all three juniors were winning Bermuda national championships whilst still in their early teens.
By the start of the new millennium Butterfield and Duffy had emerged as the most talented of these juniors and both of them eventually moved abroad; Butterfield to school in Australia and Duffy to the UK at Kelly College, to work with former leading triathlete Robin Brew. Their determination paid dividends with Butterfield, despite tripping whilst in contention for a gold medal on the finish straight, taking bronze in 2002 at the Junior World Championships in Cancun, and Duffy taking silver in the 2006 Junior World Championships in Lausanne. Adam Smith, Hedges and Herring also represented Bermuda at Junior World Championships.
Since then a new generation of juniors have taken inspiration from Butterfield and Duffy. Tyler Smith, who in addition to his performance at the Junior World Championships, was last year a bronze medalist in the Central American and Caribbean Junior Triathlon Championships and finished third in the British Triathlon Championships.
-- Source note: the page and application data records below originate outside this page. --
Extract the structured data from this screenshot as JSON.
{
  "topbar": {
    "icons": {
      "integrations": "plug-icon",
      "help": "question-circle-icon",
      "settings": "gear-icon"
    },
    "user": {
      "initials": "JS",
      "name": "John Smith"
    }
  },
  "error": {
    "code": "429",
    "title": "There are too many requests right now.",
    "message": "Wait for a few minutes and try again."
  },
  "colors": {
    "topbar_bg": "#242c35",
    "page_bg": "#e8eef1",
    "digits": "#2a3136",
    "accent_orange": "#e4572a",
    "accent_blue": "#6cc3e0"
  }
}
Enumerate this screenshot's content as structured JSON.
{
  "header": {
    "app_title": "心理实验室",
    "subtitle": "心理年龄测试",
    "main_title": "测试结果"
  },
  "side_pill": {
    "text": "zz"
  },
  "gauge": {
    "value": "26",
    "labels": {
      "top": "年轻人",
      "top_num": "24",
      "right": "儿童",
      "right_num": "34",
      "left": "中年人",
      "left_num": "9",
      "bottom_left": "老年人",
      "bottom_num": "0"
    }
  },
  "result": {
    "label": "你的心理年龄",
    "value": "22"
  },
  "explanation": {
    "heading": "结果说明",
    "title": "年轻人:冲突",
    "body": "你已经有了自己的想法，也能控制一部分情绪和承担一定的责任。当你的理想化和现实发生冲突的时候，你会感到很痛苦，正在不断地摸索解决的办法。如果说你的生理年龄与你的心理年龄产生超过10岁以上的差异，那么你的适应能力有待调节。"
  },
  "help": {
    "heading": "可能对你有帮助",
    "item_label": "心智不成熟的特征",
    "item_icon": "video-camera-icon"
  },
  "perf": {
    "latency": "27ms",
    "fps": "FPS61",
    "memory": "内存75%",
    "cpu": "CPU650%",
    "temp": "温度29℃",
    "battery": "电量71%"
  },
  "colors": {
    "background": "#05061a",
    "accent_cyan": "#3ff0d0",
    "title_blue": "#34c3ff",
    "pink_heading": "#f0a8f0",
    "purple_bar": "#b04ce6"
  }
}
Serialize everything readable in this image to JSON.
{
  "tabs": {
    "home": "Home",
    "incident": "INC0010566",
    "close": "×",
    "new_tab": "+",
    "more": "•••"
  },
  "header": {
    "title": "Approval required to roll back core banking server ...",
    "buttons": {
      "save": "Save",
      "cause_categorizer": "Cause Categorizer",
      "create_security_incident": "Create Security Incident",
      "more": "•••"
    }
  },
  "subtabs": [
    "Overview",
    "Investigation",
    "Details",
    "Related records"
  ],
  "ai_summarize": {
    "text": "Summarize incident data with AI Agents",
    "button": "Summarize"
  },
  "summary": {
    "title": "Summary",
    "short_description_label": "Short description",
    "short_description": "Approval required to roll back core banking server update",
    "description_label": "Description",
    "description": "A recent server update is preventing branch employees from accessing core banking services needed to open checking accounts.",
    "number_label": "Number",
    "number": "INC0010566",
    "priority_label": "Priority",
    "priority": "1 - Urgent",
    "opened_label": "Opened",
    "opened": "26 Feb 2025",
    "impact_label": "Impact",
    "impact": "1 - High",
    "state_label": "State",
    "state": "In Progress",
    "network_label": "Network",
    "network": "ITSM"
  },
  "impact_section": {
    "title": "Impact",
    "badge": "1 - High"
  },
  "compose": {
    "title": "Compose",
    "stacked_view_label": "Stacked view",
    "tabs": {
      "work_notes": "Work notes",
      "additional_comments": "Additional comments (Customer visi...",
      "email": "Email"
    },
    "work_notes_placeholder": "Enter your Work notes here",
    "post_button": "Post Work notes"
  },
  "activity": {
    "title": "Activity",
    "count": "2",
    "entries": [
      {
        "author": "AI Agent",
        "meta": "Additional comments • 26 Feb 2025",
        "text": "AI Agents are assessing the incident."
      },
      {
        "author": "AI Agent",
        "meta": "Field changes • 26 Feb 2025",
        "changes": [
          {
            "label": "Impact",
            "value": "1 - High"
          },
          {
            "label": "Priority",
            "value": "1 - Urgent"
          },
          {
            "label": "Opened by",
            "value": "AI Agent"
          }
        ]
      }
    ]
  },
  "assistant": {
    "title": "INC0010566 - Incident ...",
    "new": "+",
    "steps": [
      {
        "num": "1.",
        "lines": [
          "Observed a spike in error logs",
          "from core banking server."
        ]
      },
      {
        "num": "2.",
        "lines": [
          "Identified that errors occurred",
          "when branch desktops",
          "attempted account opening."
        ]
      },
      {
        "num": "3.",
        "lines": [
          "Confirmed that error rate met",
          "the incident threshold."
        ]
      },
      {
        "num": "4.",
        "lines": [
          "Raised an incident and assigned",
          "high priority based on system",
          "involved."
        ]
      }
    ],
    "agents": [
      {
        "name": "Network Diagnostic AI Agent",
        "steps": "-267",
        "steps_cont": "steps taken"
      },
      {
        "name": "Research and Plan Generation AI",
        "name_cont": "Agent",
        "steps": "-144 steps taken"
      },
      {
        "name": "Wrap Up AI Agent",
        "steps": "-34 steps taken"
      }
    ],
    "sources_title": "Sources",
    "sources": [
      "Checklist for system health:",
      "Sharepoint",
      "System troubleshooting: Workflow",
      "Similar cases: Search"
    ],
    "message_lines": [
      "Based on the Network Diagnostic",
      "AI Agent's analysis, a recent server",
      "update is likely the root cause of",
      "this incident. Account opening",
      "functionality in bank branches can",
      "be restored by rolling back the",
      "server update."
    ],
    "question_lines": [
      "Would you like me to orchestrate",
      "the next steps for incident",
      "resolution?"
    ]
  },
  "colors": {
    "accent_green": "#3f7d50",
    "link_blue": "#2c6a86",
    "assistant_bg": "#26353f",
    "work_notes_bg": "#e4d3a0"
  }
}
He is now enrolled in Leeds University which has a leading elite triathlon programme. Erica Hawley took silver in the 2016 and 2017 Central American and Caribbean Championships and as a freshman last year at Boulder University won the US Collegiate Triathlon Championships. More recently Matthew Oliveira and Khamari Greaves have also represented Bermuda at the junior worlds.
Other young triathletes to watch include Nick Pilgrim and Caleb Ingham, who have been racing in North America, in particular in the competitive USA FI 13-15 Youth Series, with Pilgrim having achieved a podium this year and Ingham also in contention. Lyndsay Palmer has also emerged as a very good prospect and is competing as a junior elite on the US circuit for the second year, while Jessie Marshall is showing promise in the junior elite ranks.
There is also a host of younger juniors making a name from themselves including Tristan Narraway who placed 3rd at US Nationals in 2014. Blake Oliveira who won silver in 2015 and 2016 in Canadian Nationals and Jasmin Hasselkus, who took silver at these championships in 2016, are two younger triathletes showing huge promise.
Above all the junior initiative has brought the enjoyment of triathlon to many juniors but it has also allowed many of them, and a new generation of very talented juniors coming through the ranks, to showcase their talents on a world stage.